    Just wondering if that would mean a failure of Phase 3 or since no results published, are they still looking at data?

  16. Bill Halford May 29, 2014 at 7:05 pm #

    Hi Mark,

    Thanks for your inquiry. I must confess that I had not heard of the “Aurx vaccine” before (http://www.aurx.com/), but upon reading more I realize that I know it by a different name in the HSV-2 vaccine literature. This appears to have been an attempt to commercialize / test the HSV-2 ICP10PK vaccine developed in Laurent Aurelian’s lab in the late 90s / early 2000s. I cannot say that I know a great deal about the pros and cons of the live HSV-2 ICP10PK vaccine, but I agree that in principle it is similar to my lab’s live-attenuated HSV-2 vaccine, but a different attenuating mutation has been inserted into the HSV-2 genome. I would have to test the two live HSV-2 vaccines (i.e., my lab’s HSV-2 0deltaNLS versus Dr. Aurelian’s HSV-2 ICP10PK) in a side-by-side fashion to comment on how they compare in the particulars of (1) safety profile / attenuation and (2) efficacy. On paper, they are two parallel strategies to achieve a similar goal. I note that the information on the website seems to provide yet more anecdotal evidence that a HSV-2 therapeutic vaccine is possible. I have a pending blog post that I intend to write on precisely this topic, but I simply have not had the time to complete this post……hopefully I will get it completed and posted by late June 2014.

    The HSV-2 Immunovex vaccine developed by Biovex (since purchased by Amgen) appears to my eye to be an over-attenuated live HSV-2 vaccine. That is, when you are trying to attenuate a virus to “make it safe” (i.e., reduce its capacity to cause disease), it is possible to go too far such that the “overattenuated” live HSV-2 vaccine does not deliver an adequate stimulus to the human immune system to elicit long-term protection. This is an obvious potential problem with the HSV-2 Immunovex vaccine which is entirely deleted of either 4 or 5 HSV-2 genes. In contrast, the Aurx vaccine you cite above contains a mutation in a single HSV-2 protein (the large subunit of HSV-2’s ribonucleotide reductase) and my lab’s HSV-2 0deltaNLS vaccine carries two in-frame deletions in a single HSV-2 protein, ICP0. I can tell you from my experience constructing nine different HSV-2 ICP0- mutants (i.e., 0delta104, 0delta125, 0delta127, 0delta129, 0delta254, 0delta810, 0deltaRING, 0deltaNLS, and 0deltaMD), the biggest problem I ran into is that even though I was only mutating a single HSV-2 protein, 5 of the 9 ICP0- mutant viruses were grossly overattenuated and would have been useless as HSV-2 vaccines. Only 2 of the 9 HSV-2 vaccine constructs (0deltaRING and 0deltaNLS) were both 1. highly attenuated (unable to cause disease) and yet still retained the capacity to 2. stimulate a HSV-2-specific immune response and hence serve as a highly effective live HSV-2 vaccine. Against this background regarding the technical challenges of deriving an appropriately attenuated HSV-2 vaccine, any multi-gene deletion such as HSV-2 Immunovex strikes me as unlikely to succeed. Arguably, HSV-2 ACAM-529 may ultimately exhibit similar limitations as it is a dead (non-replicating) virus; it is, by definition, impossible to attenuate a virus to any greater extent than to complete destroy its capacity to replicate / propagate in vaccine recipients.

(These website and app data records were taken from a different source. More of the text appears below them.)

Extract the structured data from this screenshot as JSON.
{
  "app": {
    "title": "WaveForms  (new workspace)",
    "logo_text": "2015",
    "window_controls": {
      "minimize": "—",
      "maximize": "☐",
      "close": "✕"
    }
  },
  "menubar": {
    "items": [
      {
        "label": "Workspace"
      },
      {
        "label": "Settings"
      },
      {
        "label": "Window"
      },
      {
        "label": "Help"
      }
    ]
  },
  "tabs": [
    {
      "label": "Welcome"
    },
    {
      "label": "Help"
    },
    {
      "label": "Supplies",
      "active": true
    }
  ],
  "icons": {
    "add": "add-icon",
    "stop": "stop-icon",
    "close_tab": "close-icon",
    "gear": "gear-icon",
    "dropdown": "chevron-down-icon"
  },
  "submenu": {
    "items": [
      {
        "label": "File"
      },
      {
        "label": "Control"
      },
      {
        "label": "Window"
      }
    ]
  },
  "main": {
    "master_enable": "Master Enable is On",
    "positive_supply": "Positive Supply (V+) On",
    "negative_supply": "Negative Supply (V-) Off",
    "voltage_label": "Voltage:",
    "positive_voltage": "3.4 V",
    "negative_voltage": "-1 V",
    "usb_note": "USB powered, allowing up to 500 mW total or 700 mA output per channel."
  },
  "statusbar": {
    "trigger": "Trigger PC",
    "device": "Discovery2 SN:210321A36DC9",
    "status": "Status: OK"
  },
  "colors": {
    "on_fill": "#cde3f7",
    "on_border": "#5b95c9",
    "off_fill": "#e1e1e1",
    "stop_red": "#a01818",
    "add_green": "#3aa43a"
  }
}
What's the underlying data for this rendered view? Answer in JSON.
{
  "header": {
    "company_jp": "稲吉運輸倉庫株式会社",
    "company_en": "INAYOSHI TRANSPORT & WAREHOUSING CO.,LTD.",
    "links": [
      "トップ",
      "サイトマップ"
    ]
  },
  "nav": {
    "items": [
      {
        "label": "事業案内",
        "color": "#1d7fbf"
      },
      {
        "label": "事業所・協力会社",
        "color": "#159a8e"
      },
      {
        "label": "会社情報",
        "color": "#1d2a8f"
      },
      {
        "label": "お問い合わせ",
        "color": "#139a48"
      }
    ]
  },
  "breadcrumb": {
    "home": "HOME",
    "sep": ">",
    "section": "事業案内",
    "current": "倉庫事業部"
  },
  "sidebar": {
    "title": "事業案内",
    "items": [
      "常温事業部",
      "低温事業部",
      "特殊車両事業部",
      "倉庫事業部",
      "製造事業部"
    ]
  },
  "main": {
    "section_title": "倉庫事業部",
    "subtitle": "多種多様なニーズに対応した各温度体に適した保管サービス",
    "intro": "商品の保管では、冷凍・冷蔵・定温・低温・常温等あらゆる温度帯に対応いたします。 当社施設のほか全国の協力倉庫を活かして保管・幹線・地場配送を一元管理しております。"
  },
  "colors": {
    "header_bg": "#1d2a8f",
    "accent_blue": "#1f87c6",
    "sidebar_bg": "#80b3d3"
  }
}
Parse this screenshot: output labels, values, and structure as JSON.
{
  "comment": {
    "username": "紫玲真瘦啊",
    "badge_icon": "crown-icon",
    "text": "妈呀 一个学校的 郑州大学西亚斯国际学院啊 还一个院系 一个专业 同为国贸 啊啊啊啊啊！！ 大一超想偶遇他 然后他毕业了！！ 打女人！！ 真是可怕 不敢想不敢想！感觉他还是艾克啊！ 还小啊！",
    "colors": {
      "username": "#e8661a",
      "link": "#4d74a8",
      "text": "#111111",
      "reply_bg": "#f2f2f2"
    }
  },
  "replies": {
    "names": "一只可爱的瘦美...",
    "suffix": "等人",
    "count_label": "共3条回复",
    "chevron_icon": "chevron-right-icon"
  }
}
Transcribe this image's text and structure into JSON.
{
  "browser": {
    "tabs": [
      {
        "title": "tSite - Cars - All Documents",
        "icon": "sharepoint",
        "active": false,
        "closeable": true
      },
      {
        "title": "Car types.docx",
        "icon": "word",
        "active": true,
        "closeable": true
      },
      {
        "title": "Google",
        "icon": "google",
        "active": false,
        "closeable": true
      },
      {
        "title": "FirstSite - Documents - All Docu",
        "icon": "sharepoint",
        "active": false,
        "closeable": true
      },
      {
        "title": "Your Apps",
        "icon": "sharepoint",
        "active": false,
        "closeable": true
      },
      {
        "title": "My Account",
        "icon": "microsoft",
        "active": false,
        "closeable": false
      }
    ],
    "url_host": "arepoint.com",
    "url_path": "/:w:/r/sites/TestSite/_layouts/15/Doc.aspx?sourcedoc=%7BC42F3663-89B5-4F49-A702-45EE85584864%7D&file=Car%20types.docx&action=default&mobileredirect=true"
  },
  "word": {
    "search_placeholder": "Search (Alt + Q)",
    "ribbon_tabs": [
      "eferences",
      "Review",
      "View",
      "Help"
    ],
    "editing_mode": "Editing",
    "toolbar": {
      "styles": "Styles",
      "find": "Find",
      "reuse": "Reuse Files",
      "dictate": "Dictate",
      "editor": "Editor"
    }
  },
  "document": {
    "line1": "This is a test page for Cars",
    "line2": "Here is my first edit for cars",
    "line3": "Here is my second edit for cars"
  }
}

    Nanobio…….sounds like a germicide. If I am correct in this assumption, I fail to see how a germicide could be used to effectively reduce rates of HSV-2 transmission or disease. I would assume that condoms would be equally effective, or more effective, at reducing the risk of HSV-2 transmission than a germicide in the real world of how sexual encounters go (i.e., no scientist is sitting around carefully painting germicide on you and your partners’ bits before you get down to business).

    – Bill H.